(Items from an interface collection)
╔══

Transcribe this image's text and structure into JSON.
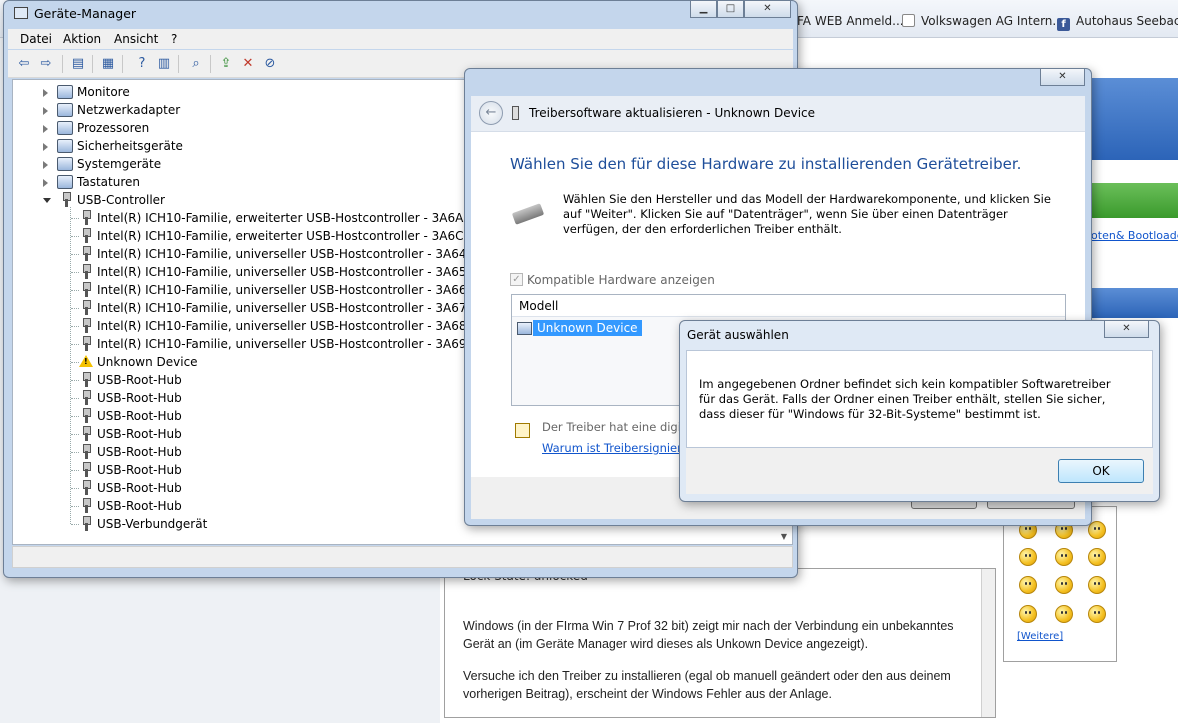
{
  "browser": {
    "bookmarks": [
      {
        "label": "FA WEB Anmeld..."
      },
      {
        "label": "Volkswagen AG Intern..."
      },
      {
        "label": "Autohaus Seebach",
        "icon": "facebook-icon"
      }
    ]
  },
  "forum": {
    "side_link": "loten& Bootloader",
    "lock_state": "Lock State: unlocked",
    "post_para_1": "Windows (in der FIrma Win 7 Prof 32 bit) zeigt mir nach der Verbindung ein unbekanntes Gerät an (im Geräte Manager wird dieses als Unkown Device angezeigt).",
    "post_para_2": "Versuche ich den Treiber zu installieren (egal ob manuell geändert oder den aus deinem vorherigen Beitrag), erscheint der Windows Fehler aus der Anlage.",
    "more_smileys": "[Weitere]"
  },
  "device_manager": {
    "title": "Geräte-Manager",
    "menu": [
      "Datei",
      "Aktion",
      "Ansicht",
      "?"
    ],
    "tree": {
      "categories": [
        {
          "label": "Monitore",
          "expanded": false
        },
        {
          "label": "Netzwerkadapter",
          "expanded": false
        },
        {
          "label": "Prozessoren",
          "expanded": false
        },
        {
          "label": "Sicherheitsgeräte",
          "expanded": false
        },
        {
          "label": "Systemgeräte",
          "expanded": false
        },
        {
          "label": "Tastaturen",
          "expanded": false
        },
        {
          "label": "USB-Controller",
          "expanded": true
        }
      ],
      "usb_devices": [
        {
          "label": "Intel(R) ICH10-Familie, erweiterter USB-Hostcontroller - 3A6A",
          "warning": false
        },
        {
          "label": "Intel(R) ICH10-Familie, erweiterter USB-Hostcontroller - 3A6C",
          "warning": false
        },
        {
          "label": "Intel(R) ICH10-Familie, universeller USB-Hostcontroller - 3A64",
          "warning": false
        },
        {
          "label": "Intel(R) ICH10-Familie, universeller USB-Hostcontroller - 3A65",
          "warning": false
        },
        {
          "label": "Intel(R) ICH10-Familie, universeller USB-Hostcontroller - 3A66",
          "warning": false
        },
        {
          "label": "Intel(R) ICH10-Familie, universeller USB-Hostcontroller - 3A67",
          "warning": false
        },
        {
          "label": "Intel(R) ICH10-Familie, universeller USB-Hostcontroller - 3A68",
          "warning": false
        },
        {
          "label": "Intel(R) ICH10-Familie, universeller USB-Hostcontroller - 3A69",
          "warning": false
        },
        {
          "label": "Unknown Device",
          "warning": true
        },
        {
          "label": "USB-Root-Hub",
          "warning": false
        },
        {
          "label": "USB-Root-Hub",
          "warning": false
        },
        {
          "label": "USB-Root-Hub",
          "warning": false
        },
        {
          "label": "USB-Root-Hub",
          "warning": false
        },
        {
          "label": "USB-Root-Hub",
          "warning": false
        },
        {
          "label": "USB-Root-Hub",
          "warning": false
        },
        {
          "label": "USB-Root-Hub",
          "warning": false
        },
        {
          "label": "USB-Root-Hub",
          "warning": false
        },
        {
          "label": "USB-Verbundgerät",
          "warning": false
        }
      ]
    }
  },
  "wizard": {
    "title": "Treibersoftware aktualisieren - Unknown Device",
    "heading": "Wählen Sie den für diese Hardware zu installierenden Gerätetreiber.",
    "description": "Wählen Sie den Hersteller und das Modell der Hardwarekomponente, und klicken Sie auf \"Weiter\". Klicken Sie auf \"Datenträger\", wenn Sie über einen Datenträger verfügen, der den erforderlichen Treiber enthält.",
    "compat_checkbox_label": "Kompatible Hardware anzeigen",
    "compat_checked": true,
    "model_column": "Modell",
    "model_selected": "Unknown Device",
    "signed_text": "Der Treiber hat eine digital",
    "why_link": "Warum ist Treibersignierun"
  },
  "error_dialog": {
    "title": "Gerät auswählen",
    "message": "Im angegebenen Ordner befindet sich kein kompatibler Softwaretreiber für das Gerät. Falls der Ordner einen Treiber enthält, stellen Sie sicher, dass dieser für \"Windows für 32-Bit-Systeme\" bestimmt ist.",
    "ok_label": "OK"
  }
}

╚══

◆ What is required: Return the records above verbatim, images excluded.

◆ Exercise output:
Transcribe this image's text and structure into JSON.
{
  "browser": {
    "bookmarks": [
      {
        "label": "FA WEB Anmeld..."
      },
      {
        "label": "Volkswagen AG Intern..."
      },
      {
        "label": "Autohaus Seebach",
        "icon": "facebook-icon"
      }
    ]
  },
  "forum": {
    "side_link": "loten& Bootloader",
    "lock_state": "Lock State: unlocked",
    "post_para_1": "Windows (in der FIrma Win 7 Prof 32 bit) zeigt mir nach der Verbindung ein unbekanntes Gerät an (im Geräte Manager wird dieses als Unkown Device angezeigt).",
    "post_para_2": "Versuche ich den Treiber zu installieren (egal ob manuell geändert oder den aus deinem vorherigen Beitrag), erscheint der Windows Fehler aus der Anlage.",
    "more_smileys": "[Weitere]"
  },
  "device_manager": {
    "title": "Geräte-Manager",
    "menu": [
      "Datei",
      "Aktion",
      "Ansicht",
      "?"
    ],
    "tree": {
      "categories": [
        {
          "label": "Monitore",
          "expanded": false
        },
        {
          "label": "Netzwerkadapter",
          "expanded": false
        },
        {
          "label": "Prozessoren",
          "expanded": false
        },
        {
          "label": "Sicherheitsgeräte",
          "expanded": false
        },
        {
          "label": "Systemgeräte",
          "expanded": false
        },
        {
          "label": "Tastaturen",
          "expanded": false
        },
        {
          "label": "USB-Controller",
          "expanded": true
        }
      ],
      "usb_devices": [
        {
          "label": "Intel(R) ICH10-Familie, erweiterter USB-Hostcontroller - 3A6A",
          "warning": false
        },
        {
          "label": "Intel(R) ICH10-Familie, erweiterter USB-Hostcontroller - 3A6C",
          "warning": false
        },
        {
          "label": "Intel(R) ICH10-Familie, universeller USB-Hostcontroller - 3A64",
          "warning": false
        },
        {
          "label": "Intel(R) ICH10-Familie, universeller USB-Hostcontroller - 3A65",
          "warning": false
        },
        {
          "label": "Intel(R) ICH10-Familie, universeller USB-Hostcontroller - 3A66",
          "warning": false
        },
        {
          "label": "Intel(R) ICH10-Familie, universeller USB-Hostcontroller - 3A67",
          "warning": false
        },
        {
          "label": "Intel(R) ICH10-Familie, universeller USB-Hostcontroller - 3A68",
          "warning": false
        },
        {
          "label": "Intel(R) ICH10-Familie, universeller USB-Hostcontroller - 3A69",
          "warning": false
        },
        {
          "label": "Unknown Device",
          "warning": true
        },
        {
          "label": "USB-Root-Hub",
          "warning": false
        },
        {
          "label": "USB-Root-Hub",
          "warning": false
        },
        {
          "label": "USB-Root-Hub",
          "warning": false
        },
        {
          "label": "USB-Root-Hub",
          "warning": false
        },
        {
          "label": "USB-Root-Hub",
          "warning": false
        },
        {
          "label": "USB-Root-Hub",
          "warning": false
        },
        {
          "label": "USB-Root-Hub",
          "warning": false
        },
        {
          "label": "USB-Root-Hub",
          "warning": false
        },
        {
          "label": "USB-Verbundgerät",
          "warning": false
        }
      ]
    }
  },
  "wizard": {
    "title": "Treibersoftware aktualisieren - Unknown Device",
    "heading": "Wählen Sie den für diese Hardware zu installierenden Gerätetreiber.",
    "description": "Wählen Sie den Hersteller und das Modell der Hardwarekomponente, und klicken Sie auf \"Weiter\". Klicken Sie auf \"Datenträger\", wenn Sie über einen Datenträger verfügen, der den erforderlichen Treiber enthält.",
    "compat_checkbox_label": "Kompatible Hardware anzeigen",
    "compat_checked": true,
    "model_column": "Modell",
    "model_selected": "Unknown Device",
    "signed_text": "Der Treiber hat eine digital",
    "why_link": "Warum ist Treibersignierun"
  },
  "error_dialog": {
    "title": "Gerät auswählen",
    "message": "Im angegebenen Ordner befindet sich kein kompatibler Softwaretreiber für das Gerät. Falls der Ordner einen Treiber enthält, stellen Sie sicher, dass dieser für \"Windows für 32-Bit-Systeme\" bestimmt ist.",
    "ok_label": "OK"
  }
}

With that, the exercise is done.